(DATA FOR REVIEW)

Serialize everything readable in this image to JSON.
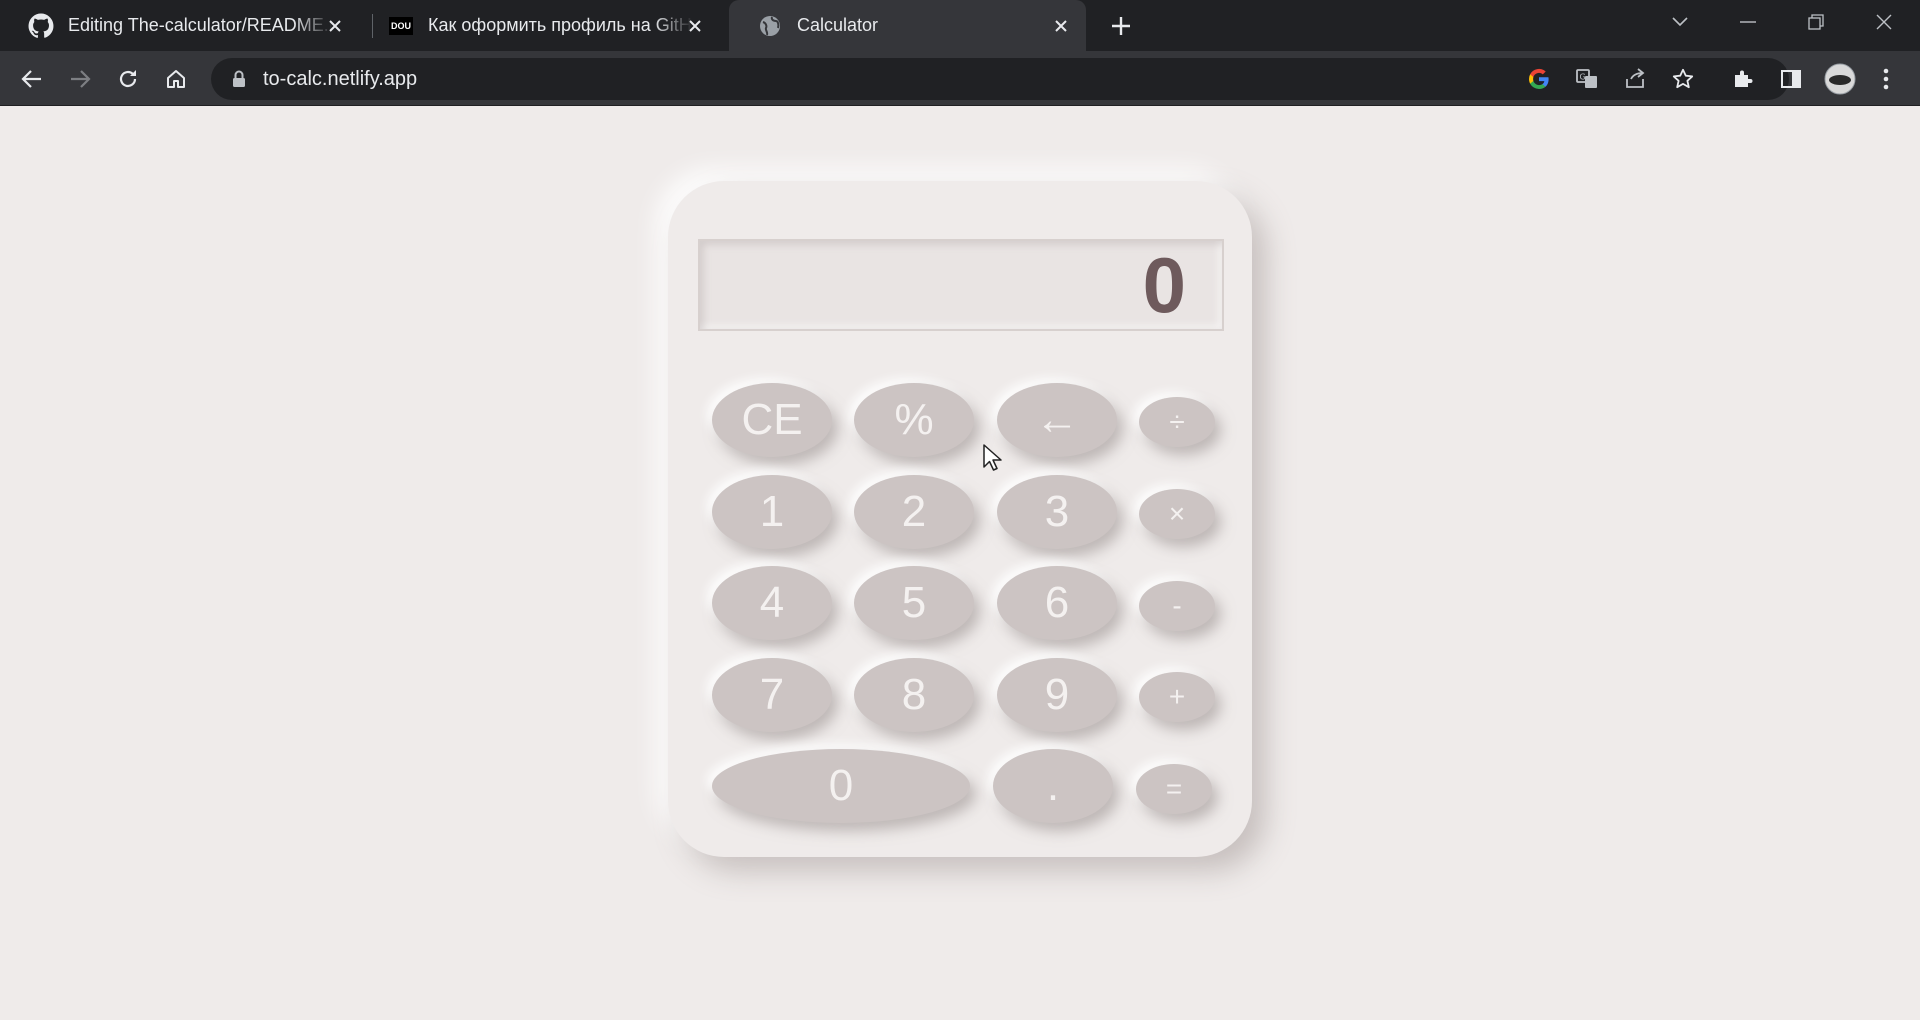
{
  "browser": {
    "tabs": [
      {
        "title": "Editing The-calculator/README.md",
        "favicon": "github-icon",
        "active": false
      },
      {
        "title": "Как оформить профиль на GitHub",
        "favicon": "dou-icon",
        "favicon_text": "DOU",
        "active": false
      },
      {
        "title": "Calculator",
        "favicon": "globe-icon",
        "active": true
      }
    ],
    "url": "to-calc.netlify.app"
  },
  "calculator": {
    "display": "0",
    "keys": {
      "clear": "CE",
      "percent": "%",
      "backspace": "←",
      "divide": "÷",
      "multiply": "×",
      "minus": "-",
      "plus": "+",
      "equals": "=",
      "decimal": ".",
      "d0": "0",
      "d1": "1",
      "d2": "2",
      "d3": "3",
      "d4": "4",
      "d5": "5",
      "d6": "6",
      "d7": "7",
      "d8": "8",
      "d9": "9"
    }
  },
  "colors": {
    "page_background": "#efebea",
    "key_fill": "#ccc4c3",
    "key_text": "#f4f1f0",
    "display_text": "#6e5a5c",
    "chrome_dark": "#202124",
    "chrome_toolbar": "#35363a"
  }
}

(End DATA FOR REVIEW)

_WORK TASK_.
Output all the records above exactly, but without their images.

_SOLUTION FOR THIS PROBLEM_.
Serialize everything readable in this image to JSON.
{
  "browser": {
    "tabs": [
      {
        "title": "Editing The-calculator/README.md",
        "favicon": "github-icon",
        "active": false
      },
      {
        "title": "Как оформить профиль на GitHub",
        "favicon": "dou-icon",
        "favicon_text": "DOU",
        "active": false
      },
      {
        "title": "Calculator",
        "favicon": "globe-icon",
        "active": true
      }
    ],
    "url": "to-calc.netlify.app"
  },
  "calculator": {
    "display": "0",
    "keys": {
      "clear": "CE",
      "percent": "%",
      "backspace": "←",
      "divide": "÷",
      "multiply": "×",
      "minus": "-",
      "plus": "+",
      "equals": "=",
      "decimal": ".",
      "d0": "0",
      "d1": "1",
      "d2": "2",
      "d3": "3",
      "d4": "4",
      "d5": "5",
      "d6": "6",
      "d7": "7",
      "d8": "8",
      "d9": "9"
    }
  },
  "colors": {
    "page_background": "#efebea",
    "key_fill": "#ccc4c3",
    "key_text": "#f4f1f0",
    "display_text": "#6e5a5c",
    "chrome_dark": "#202124",
    "chrome_toolbar": "#35363a"
  }
}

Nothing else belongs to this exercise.